#### What is required
For the entries below, say how many lines hold the word "comments", with the number as the only reply.

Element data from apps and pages

- Opening Delimiter -

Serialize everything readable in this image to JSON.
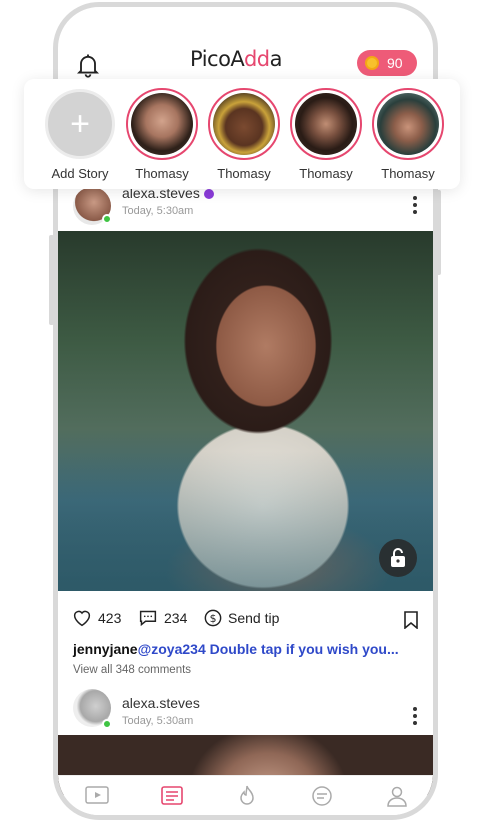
{
  "header": {
    "logo_main": "PicoA",
    "logo_accent": "dd",
    "logo_end": "a",
    "coins": "90"
  },
  "stories": [
    {
      "label": "Add Story"
    },
    {
      "label": "Thomasy"
    },
    {
      "label": "Thomasy"
    },
    {
      "label": "Thomasy"
    },
    {
      "label": "Thomasy"
    }
  ],
  "post1": {
    "username": "alexa.steves",
    "time": "Today, 5:30am",
    "likes": "423",
    "comments": "234",
    "tip_label": "Send tip",
    "caption_user": "jennyjane",
    "caption_text": "@zoya234 Double tap if you wish you...",
    "view_all": "View all 348 comments"
  },
  "post2": {
    "username": "alexa.steves",
    "time": "Today, 5:30am"
  },
  "colors": {
    "accent": "#e6476f",
    "coin_badge": "#ee5b78",
    "mention": "#2f49c9",
    "online": "#3fc443"
  }
}
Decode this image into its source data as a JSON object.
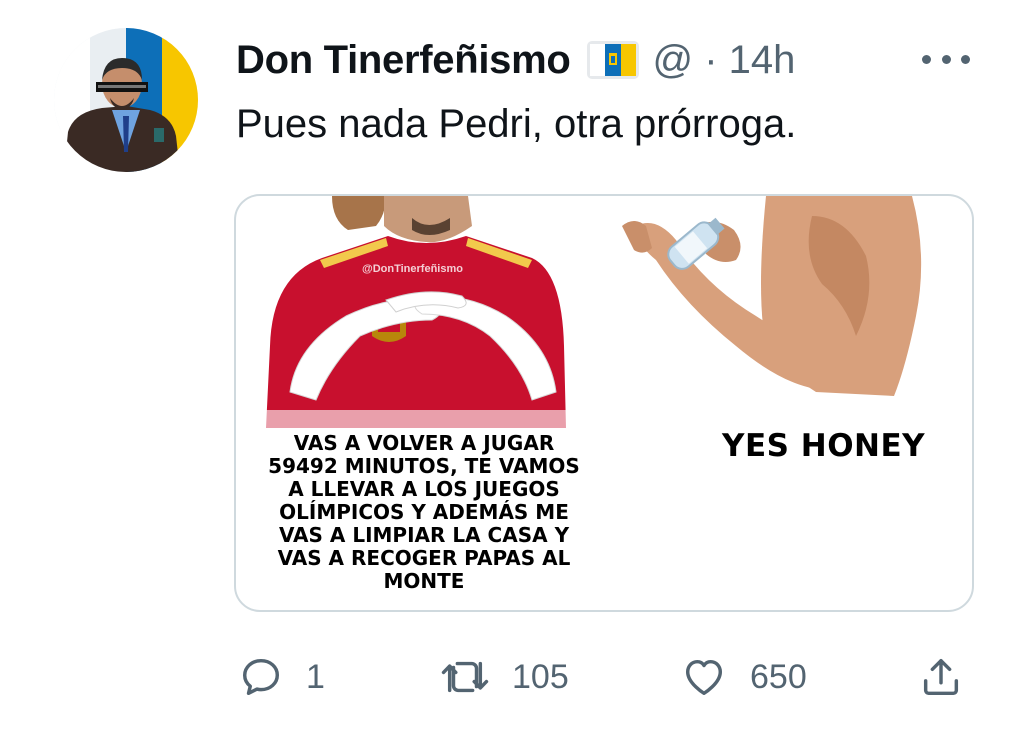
{
  "tweet": {
    "author_name": "Don Tinerfeñismo",
    "handle_time": "@ · 14h",
    "text": "Pues nada Pedri, otra prórroga."
  },
  "icons": {
    "avatar": "profile-photo",
    "flag": "canary-islands-flag-icon",
    "more": "more-options-icon",
    "reply": "reply-icon",
    "retweet": "retweet-icon",
    "like": "heart-icon",
    "share": "share-icon"
  },
  "meme": {
    "watermark": "@DonTinerfeñismo",
    "left_caption": "VAS A VOLVER A JUGAR\n59492 MINUTOS, TE VAMOS\nA LLEVAR A LOS JUEGOS\nOLÍMPICOS Y ADEMÁS ME\nVAS A LIMPIAR LA CASA Y\nVAS A RECOGER PAPAS AL\nMONTE",
    "right_caption": "YES HONEY"
  },
  "actions": {
    "replies": "1",
    "retweets": "105",
    "likes": "650"
  },
  "colors": {
    "text": "#0f1419",
    "secondary": "#536471",
    "border": "#cfd9de",
    "flag_blue": "#0d6fb8",
    "flag_yellow": "#f7c600",
    "jersey_red": "#c8102e"
  }
}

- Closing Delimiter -

#### Response to this exercise
2